As part of our Adoption and Change Management (ACM) practice, we highlight the need to measure for success. It’s even a section on my Office 365 User Adoption Checklist. KnowledgeWave has had the opportunity to beta test Microsoft Productivity Score for the last several months and we are super excited that it’s now available in general release to all Office 365 Administrators. (If you don’t see it hang tight, it’s coming) The use of Productivity Score will help organizations power their digital transformation with metrics that can dive into how users are using modern technology like Microsoft Teams.
It’s a little bit of a chicken-and-egg situation... Office 365 is constantly changing, and the way we work is continuing to change as well.

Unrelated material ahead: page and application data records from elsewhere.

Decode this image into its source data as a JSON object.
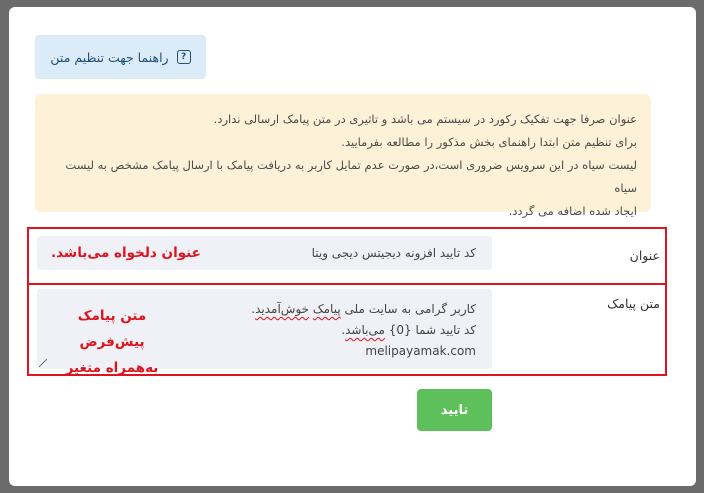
{
  "guide_button": {
    "label": "راهنما جهت تنظیم متن",
    "icon": "help-icon"
  },
  "notice": {
    "line1": "عنوان صرفا جهت تفکیک رکورد در سیستم می باشد و تاثیری در متن پیامک ارسالی ندارد.",
    "line2": "برای تنظیم متن ابتدا راهنمای بخش مذکور را مطالعه بفرمایید.",
    "line3": "لیست سیاه در این سرویس ضروری است،در صورت عدم تمایل کاربر به دریافت پیامک با ارسال پیامک مشخص به لیست سیاه",
    "line4": "ایجاد شده اضافه می گردد."
  },
  "title_field": {
    "label": "عنوان",
    "value": "کد تایید افزونه دیجیتس دیجی ویتا",
    "annotation": "عنوان دلخواه می‌باشد."
  },
  "body_field": {
    "label": "متن پیامک",
    "line1_part1": "کاربر گرامی به سایت ملی ",
    "line1_word1": "پیامک",
    "line1_space": " ",
    "line1_word2": "خوش‌آمدید",
    "line1_end": ".",
    "line2_part1": "کد تایید شما {0} ",
    "line2_word": "می‌باشد",
    "line2_end": ".",
    "line3": "melipayamak.com",
    "annotation_line1": "متن پیامک پیش‌فرض",
    "annotation_line2": "به‌همراه متغیر"
  },
  "submit_button": {
    "label": "تایید"
  },
  "colors": {
    "accent_red": "#e0141e",
    "submit_green": "#5ec05a",
    "notice_bg": "#fdf1d8",
    "guide_bg": "#dcebf8"
  }
}
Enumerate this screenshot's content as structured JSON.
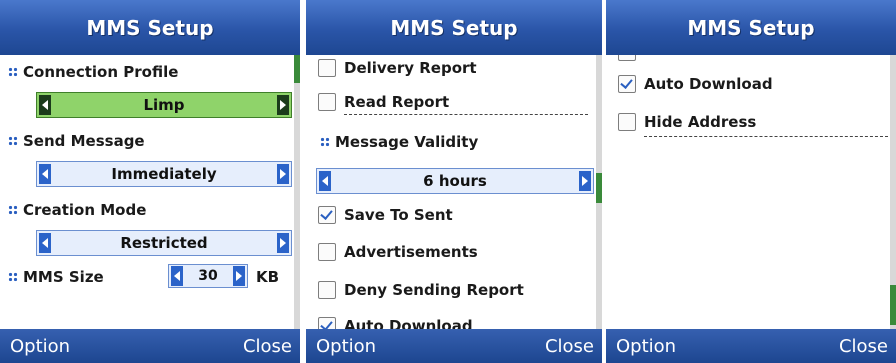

A move to Office 365 presents new ways for users to work with tools that they are already familiar using. These new ways to work provide considerable benefits, but without basic training users often don’t discover the advantages of using the cloud and Office 365.
Office 365 training helps those new to Office 365 continue to work with familiar apps while incorporating the cloud benefits. The goal is to boost productivity while respecting the natural rhythm of their workflow.
Microsoft Office 365 is the most dominant office software in the world with over 120 million business users today. With many previous versions of the software released, some older versions which are still in place today, it’s safe to say that knowledge of Microsoft Office is an essential part of participating in the workplace.
Much of the business world today either grew up or came into adulthood using Word, Excel, PowerPoint, and Outlook. As such, most of us have some exposure with these core flagship productivity tools, however, there remains a great deal of untapped potential with the transition to Office 365 and the cloud functionality it provides.
After successfully completing Microsoft Office 365 migration, you thought the hard part was over. The problem is now employees are still submitting projects in the old format, or using outdated email to exchange information instead of the collaboration channels you painstakingly set up in Microsoft Teams.
What went wrong? It might be that you skimped on employee training while implementing Office 365 throughout your business. Employees need help learning and understanding new applications, communication tools and ways to work. If you notice any of these three warning signs in your office, odds are your team needs some additional training:
If you feel like you are dragging a reluctant team along into Office 365 you are not alone. Or maybe they aren’t reluctant, just indifferent. Even if your users aren’t saying it, here’s what they are thinking:
“I’ve been using Excel for years and I’m just fine using it to get my work done…why should I care about Microsoft 365?”
“Can’t I just keep using Outlook the same way I’ve always used Outlook?”
First, it’s helpful to clarify for users the difference between stand-alone Microsoft Office vs. Microsoft Office 365.
Over the last several years I’ve had the opportunity to work with many companies that have moved to Office 365. The most common challenge they all face is user adoption related to Office 365 tools and features. Moving to Office 365 isn’t difficult. You can do it yourself or work with a partner like an MSP (Managed Service Provider) and leverage support from Microsoft as part of the FastTrack Program. Some end up using a mix. The hurdle is getting your staff to work differently and leverage the new tools available to them.
2019 is the year to rethink the way your employees work. The right business platform migration could eliminate harmful data leaks, save time, and facilitate easier collaborations. Office 365, a major component of the Microsoft 365 suite, offers a powerful, reliable, integrated experience with apps and services to help organize and grow your business.